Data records
********

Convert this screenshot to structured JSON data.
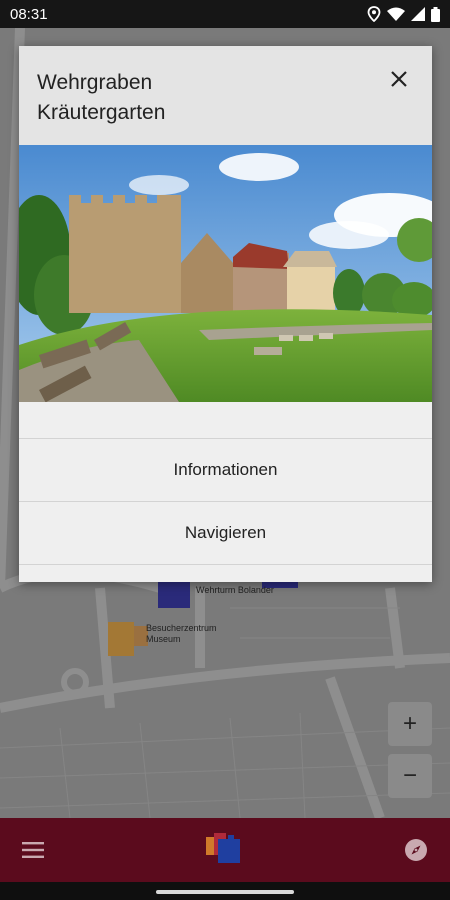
{
  "status_bar": {
    "time": "08:31"
  },
  "dialog": {
    "title_line1": "Wehrgraben",
    "title_line2": "Kräutergarten",
    "actions": [
      {
        "label": "Informationen"
      },
      {
        "label": "Navigieren"
      }
    ]
  },
  "map": {
    "labels": [
      {
        "text": "Wehrturm Bolander"
      },
      {
        "text": "Besucherzentrum"
      },
      {
        "text": "Museum"
      }
    ],
    "zoom_in": "+",
    "zoom_out": "−"
  },
  "colors": {
    "bottom_bar": "#5b0b1d",
    "dialog_bg": "#efefef",
    "map_bg": "#7a7a7a"
  },
  "icons": {
    "menu": "menu-icon",
    "logo": "app-logo-icon",
    "compass": "compass-icon",
    "close": "close-icon"
  }
}
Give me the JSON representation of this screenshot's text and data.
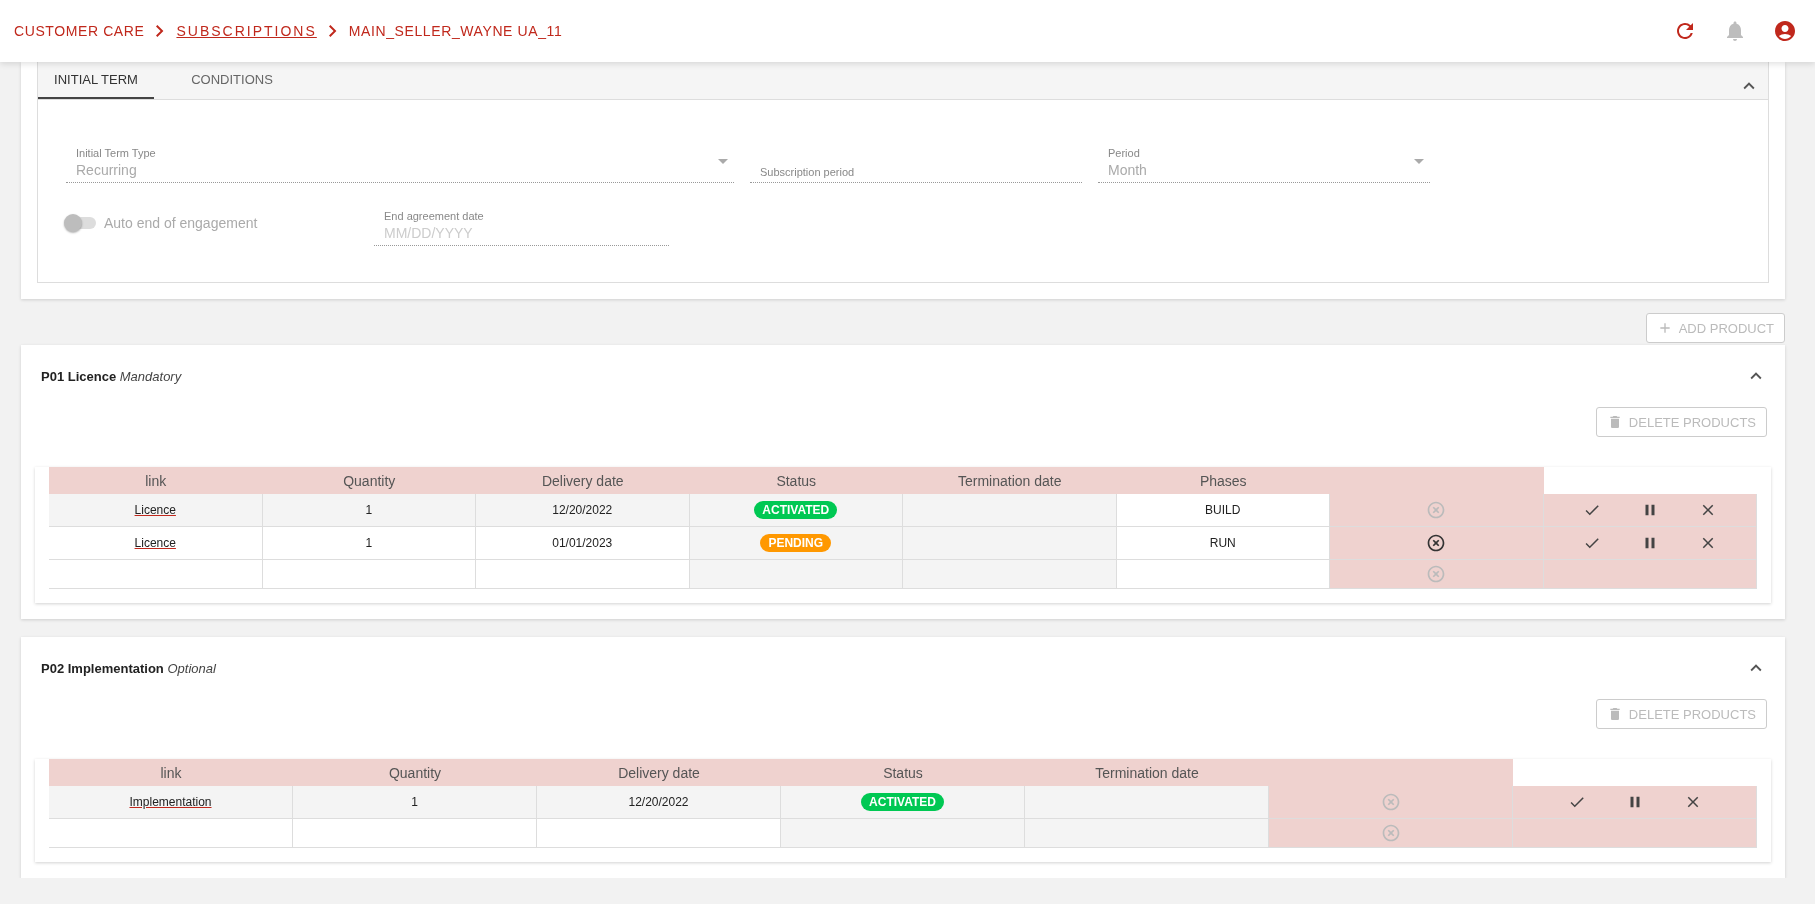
{
  "breadcrumbs": [
    {
      "label": "CUSTOMER CARE",
      "kind": "plain"
    },
    {
      "label": "SUBSCRIPTIONS",
      "kind": "link"
    },
    {
      "label": "MAIN_SELLER_WAYNE UA_11",
      "kind": "plain"
    }
  ],
  "terms": {
    "tabs": [
      {
        "label": "INITIAL TERM",
        "selected": true
      },
      {
        "label": "CONDITIONS",
        "selected": false
      }
    ],
    "initial_term_type": {
      "label": "Initial Term Type",
      "value": "Recurring"
    },
    "subscription_period": {
      "label": "Subscription period"
    },
    "period": {
      "label": "Period",
      "value": "Month"
    },
    "auto_end": {
      "label": "Auto end of engagement",
      "on": false
    },
    "end_agreement_date": {
      "label": "End agreement date",
      "placeholder": "MM/DD/YYYY"
    }
  },
  "add_product": {
    "label": "ADD PRODUCT",
    "disabled": true
  },
  "products": [
    {
      "code": "P01 Licence",
      "requirement": "Mandatory",
      "delete_button": {
        "label": "DELETE PRODUCTS",
        "disabled": true
      },
      "table": {
        "columns": [
          {
            "label": "link",
            "kind": "link"
          },
          {
            "label": "Quantity",
            "kind": "quantity"
          },
          {
            "label": "Delivery date",
            "kind": "delivery_date"
          },
          {
            "label": "Status",
            "kind": "status"
          },
          {
            "label": "Termination date",
            "kind": "termination"
          },
          {
            "label": "Phases",
            "kind": "phase"
          }
        ],
        "rows": [
          {
            "kind": "item",
            "link": "Licence",
            "quantity": "1",
            "delivery_date": "12/20/2022",
            "status": {
              "label": "ACTIVATED",
              "color": "#00c853"
            },
            "phase": "BUILD",
            "cancel_disabled": true
          },
          {
            "kind": "item",
            "link": "Licence",
            "quantity": "1",
            "delivery_date": "01/01/2023",
            "status": {
              "label": "PENDING",
              "color": "#ff9800"
            },
            "phase": "RUN",
            "cancel_disabled": false
          },
          {
            "kind": "blank",
            "cancel_disabled": true
          }
        ]
      }
    },
    {
      "code": "P02 Implementation",
      "requirement": "Optional",
      "delete_button": {
        "label": "DELETE PRODUCTS",
        "disabled": true
      },
      "table": {
        "columns": [
          {
            "label": "link",
            "kind": "link"
          },
          {
            "label": "Quantity",
            "kind": "quantity"
          },
          {
            "label": "Delivery date",
            "kind": "delivery_date"
          },
          {
            "label": "Status",
            "kind": "status"
          },
          {
            "label": "Termination date",
            "kind": "termination"
          }
        ],
        "rows": [
          {
            "kind": "item",
            "link": "Implementation",
            "quantity": "1",
            "delivery_date": "12/20/2022",
            "status": {
              "label": "ACTIVATED",
              "color": "#00c853"
            },
            "cancel_disabled": true
          },
          {
            "kind": "blank",
            "cancel_disabled": true
          }
        ]
      }
    }
  ]
}
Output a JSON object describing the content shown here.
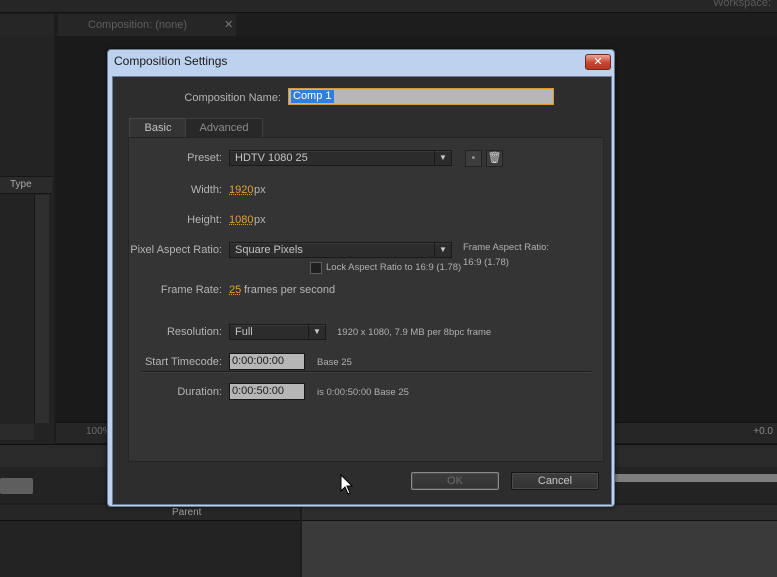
{
  "background": {
    "workspace_label": "Workspace:",
    "type_column": "Type",
    "composition_tab": "Composition: (none)",
    "zoom": "100%",
    "offset": "+0.0",
    "parent_column": "Parent"
  },
  "dialog": {
    "title": "Composition Settings",
    "close_glyph": "✕",
    "name_label": "Composition Name:",
    "name_value": "Comp 1",
    "tabs": [
      {
        "label": "Basic",
        "active": true
      },
      {
        "label": "Advanced",
        "active": false
      }
    ],
    "preset": {
      "label": "Preset:",
      "value": "HDTV 1080 25"
    },
    "width": {
      "label": "Width:",
      "value": "1920",
      "unit": "px"
    },
    "height": {
      "label": "Height:",
      "value": "1080",
      "unit": "px"
    },
    "lock_aspect": {
      "label": "Lock Aspect Ratio to 16:9 (1.78)",
      "checked": false
    },
    "pixel_aspect": {
      "label": "Pixel Aspect Ratio:",
      "value": "Square Pixels"
    },
    "frame_aspect": {
      "label": "Frame Aspect Ratio:",
      "value": "16:9 (1.78)"
    },
    "frame_rate": {
      "label": "Frame Rate:",
      "value": "25",
      "unit": "frames per second"
    },
    "resolution": {
      "label": "Resolution:",
      "value": "Full",
      "info": "1920 x 1080, 7.9 MB per 8bpc frame"
    },
    "start_timecode": {
      "label": "Start Timecode:",
      "value": "0:00:00:00",
      "info": "Base 25"
    },
    "duration": {
      "label": "Duration:",
      "value": "0:00:50:00",
      "info": "is 0:00:50:00  Base 25"
    },
    "ok_label": "OK",
    "cancel_label": "Cancel"
  },
  "colors": {
    "accent_orange": "#e0a139",
    "selection_blue": "#2f7fe0",
    "title_bar": "#bcd2ee",
    "close_red": "#c8452f"
  }
}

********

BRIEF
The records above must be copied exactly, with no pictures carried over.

FINAL ANSWER
Convert this screenshot to structured JSON data.
{
  "status_bar": {
    "time": "08:31"
  },
  "dialog": {
    "title_line1": "Wehrgraben",
    "title_line2": "Kräutergarten",
    "actions": [
      {
        "label": "Informationen"
      },
      {
        "label": "Navigieren"
      }
    ]
  },
  "map": {
    "labels": [
      {
        "text": "Wehrturm Bolander"
      },
      {
        "text": "Besucherzentrum"
      },
      {
        "text": "Museum"
      }
    ],
    "zoom_in": "+",
    "zoom_out": "−"
  },
  "colors": {
    "bottom_bar": "#5b0b1d",
    "dialog_bg": "#efefef",
    "map_bg": "#7a7a7a"
  },
  "icons": {
    "menu": "menu-icon",
    "logo": "app-logo-icon",
    "compass": "compass-icon",
    "close": "close-icon"
  }
}
Give me the JSON representation of this screenshot's text and data.
{
  "breadcrumbs": [
    {
      "label": "CUSTOMER CARE",
      "kind": "plain"
    },
    {
      "label": "SUBSCRIPTIONS",
      "kind": "link"
    },
    {
      "label": "MAIN_SELLER_WAYNE UA_11",
      "kind": "plain"
    }
  ],
  "terms": {
    "tabs": [
      {
        "label": "INITIAL TERM",
        "selected": true
      },
      {
        "label": "CONDITIONS",
        "selected": false
      }
    ],
    "initial_term_type": {
      "label": "Initial Term Type",
      "value": "Recurring"
    },
    "subscription_period": {
      "label": "Subscription period"
    },
    "period": {
      "label": "Period",
      "value": "Month"
    },
    "auto_end": {
      "label": "Auto end of engagement",
      "on": false
    },
    "end_agreement_date": {
      "label": "End agreement date",
      "placeholder": "MM/DD/YYYY"
    }
  },
  "add_product": {
    "label": "ADD PRODUCT",
    "disabled": true
  },
  "products": [
    {
      "code": "P01 Licence",
      "requirement": "Mandatory",
      "delete_button": {
        "label": "DELETE PRODUCTS",
        "disabled": true
      },
      "table": {
        "columns": [
          {
            "label": "link",
            "kind": "link"
          },
          {
            "label": "Quantity",
            "kind": "quantity"
          },
          {
            "label": "Delivery date",
            "kind": "delivery_date"
          },
          {
            "label": "Status",
            "kind": "status"
          },
          {
            "label": "Termination date",
            "kind": "termination"
          },
          {
            "label": "Phases",
            "kind": "phase"
          }
        ],
        "rows": [
          {
            "kind": "item",
            "link": "Licence",
            "quantity": "1",
            "delivery_date": "12/20/2022",
            "status": {
              "label": "ACTIVATED",
              "color": "#00c853"
            },
            "phase": "BUILD",
            "cancel_disabled": true
          },
          {
            "kind": "item",
            "link": "Licence",
            "quantity": "1",
            "delivery_date": "01/01/2023",
            "status": {
              "label": "PENDING",
              "color": "#ff9800"
            },
            "phase": "RUN",
            "cancel_disabled": false
          },
          {
            "kind": "blank",
            "cancel_disabled": true
          }
        ]
      }
    },
    {
      "code": "P02 Implementation",
      "requirement": "Optional",
      "delete_button": {
        "label": "DELETE PRODUCTS",
        "disabled": true
      },
      "table": {
        "columns": [
          {
            "label": "link",
            "kind": "link"
          },
          {
            "label": "Quantity",
            "kind": "quantity"
          },
          {
            "label": "Delivery date",
            "kind": "delivery_date"
          },
          {
            "label": "Status",
            "kind": "status"
          },
          {
            "label": "Termination date",
            "kind": "termination"
          }
        ],
        "rows": [
          {
            "kind": "item",
            "link": "Implementation",
            "quantity": "1",
            "delivery_date": "12/20/2022",
            "status": {
              "label": "ACTIVATED",
              "color": "#00c853"
            },
            "cancel_disabled": true
          },
          {
            "kind": "blank",
            "cancel_disabled": true
          }
        ]
      }
    }
  ]
}
Output a JSON object describing the content shown here.
{
  "background": {
    "workspace_label": "Workspace:",
    "type_column": "Type",
    "composition_tab": "Composition: (none)",
    "zoom": "100%",
    "offset": "+0.0",
    "parent_column": "Parent"
  },
  "dialog": {
    "title": "Composition Settings",
    "close_glyph": "✕",
    "name_label": "Composition Name:",
    "name_value": "Comp 1",
    "tabs": [
      {
        "label": "Basic",
        "active": true
      },
      {
        "label": "Advanced",
        "active": false
      }
    ],
    "preset": {
      "label": "Preset:",
      "value": "HDTV 1080 25"
    },
    "width": {
      "label": "Width:",
      "value": "1920",
      "unit": "px"
    },
    "height": {
      "label": "Height:",
      "value": "1080",
      "unit": "px"
    },
    "lock_aspect": {
      "label": "Lock Aspect Ratio to 16:9 (1.78)",
      "checked": false
    },
    "pixel_aspect": {
      "label": "Pixel Aspect Ratio:",
      "value": "Square Pixels"
    },
    "frame_aspect": {
      "label": "Frame Aspect Ratio:",
      "value": "16:9 (1.78)"
    },
    "frame_rate": {
      "label": "Frame Rate:",
      "value": "25",
      "unit": "frames per second"
    },
    "resolution": {
      "label": "Resolution:",
      "value": "Full",
      "info": "1920 x 1080, 7.9 MB per 8bpc frame"
    },
    "start_timecode": {
      "label": "Start Timecode:",
      "value": "0:00:00:00",
      "info": "Base 25"
    },
    "duration": {
      "label": "Duration:",
      "value": "0:00:50:00",
      "info": "is 0:00:50:00  Base 25"
    },
    "ok_label": "OK",
    "cancel_label": "Cancel"
  },
  "colors": {
    "accent_orange": "#e0a139",
    "selection_blue": "#2f7fe0",
    "title_bar": "#bcd2ee",
    "close_red": "#c8452f"
  }
}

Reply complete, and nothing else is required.